SINGAPORE - A key cyber-security employee at Integrated Health Information Systems (IHiS), SingHealth's technology vendor, was on holiday when suspicious activities were first detected on SingHealth's network in June this year.
This - coupled with failure to seek clarifications on the severity of the situation and a lack of initiative to venture out of specified job scopes - was the subject of examination during a hearing over the massive SingHealth cyber attack.
A four-member Committee of Inquiry (COI) heard the account of Mr Ernest Tan Choon Kiat, senior manager (Infra Services-Security Management) at IHiS, on Tuesday (Sept 25), the third day of the public hearing to investigate the cyber attack on SingHealth.
Mr Tan, the only witness to testify during Tuesday's public hearing, was alerted to suspicious network activities as early as mid-June, when they were first spotted by his subordinates.
"I did not read any of these e-mails at the time they were sent, as I was on overseas leave in Japan from June 9 to 17. I only read them when I returned to Singapore on Monday, June 18," he said.
The public hearing on Tuesday did not address who - if anyone at all - was appointed to cover Mr Tan's duties when he went on leave. There are also no details given on whether his subordinates reported the suspicious network activities to other superiors during Mr Tan's absence.
Multiple attempts were made to access SingHealth's electronic medical records (EMR) system - a critical information infrastructure in Singapore - to transfer information from June 27 to July 4.
The intrusions, which began undetected on June 27, were eventually discovered on July 4 and terminated by Ms Katherine Tan, a database administrator at IHiS.
The Cyber Security Agency of Singapore (CSA) was informed of the attack on July 10.
The SingHealth cyber attack compromised the personal data of 1.5 million patients and the outpatient prescription information of 160,000 people, including Prime Minister Lee Hsien Loong and several ministers.
The COI is tasked to shed light on the events that contributed to Singapore's worst data breach. The COI, headed by former chief district judge Richard Magnus, held its first hearing behind closed doors on Aug 28.
Even after Mr Tan read the e-mails, he did not appreciate the severity of the situation, or followed up to seek clarifications. He said he was busy clearing e-mails and other work.
Mr Tan said he disagreed with a system engineer's description of malware infection as an incident worth reporting, adding: "This was just a case of collecting a user's workstation for investigation."

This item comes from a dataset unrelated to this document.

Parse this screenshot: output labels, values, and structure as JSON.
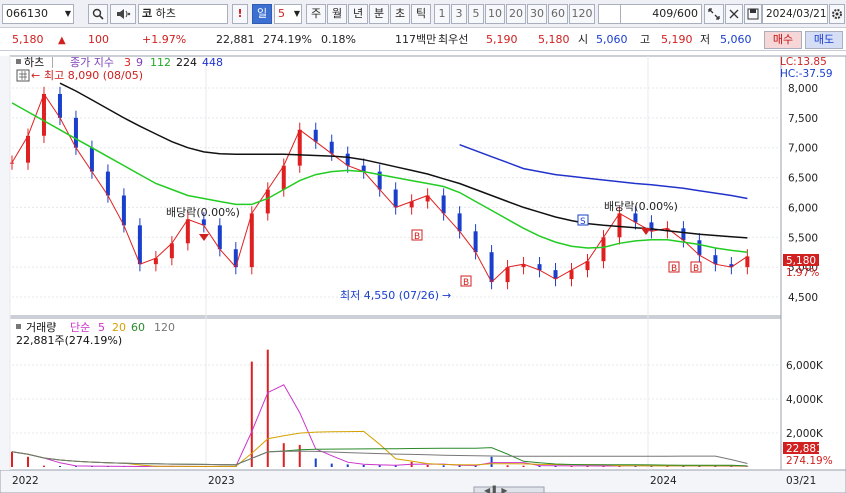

For instance, IHiS had been receiving 40 to 50 security alerts daily for malware infection. It manages some 30,000 end-point devices, including computers and servers.
IHiS is an agency which runs the IT systems of all public healthcare institutions.
Mr Tan said malware investigation was "a fairly common occurrence and would be based on suspicion".
Alarm bells also did not ring for Mr Tan even when attempts were made to connect to the EMR system.
"This was only an attempt to connect to the database. To my mind, this was not a reportable security incident," he said.
He added: "The fact that several different username-password combinations have been used in attempting to connect to the database did not ring any alarm bells."
Even after realising that two workstations and one Citrix server, which is linked to the EMR database, were being forensically examined, alarm bells also did not ring for him.
"It was still not a confirmed security incident," said Mr Tan.
Even if a cyber-security incident had occurred, Mr Tan did not think it would be his job to escalate the matter.
"The responsibility for escalating a security incident lies with the security officer of the affected healthcare entity," he said, citing a standard operating protocol.
In SingHealth's case, the security officer is SingHealth's cluster information security officer.
It also came to light on Tuesday that there was only one computer at IHiS to carry out digital forensic examinations, which contributed to delays in determining the severity of the unauthorised intrusions.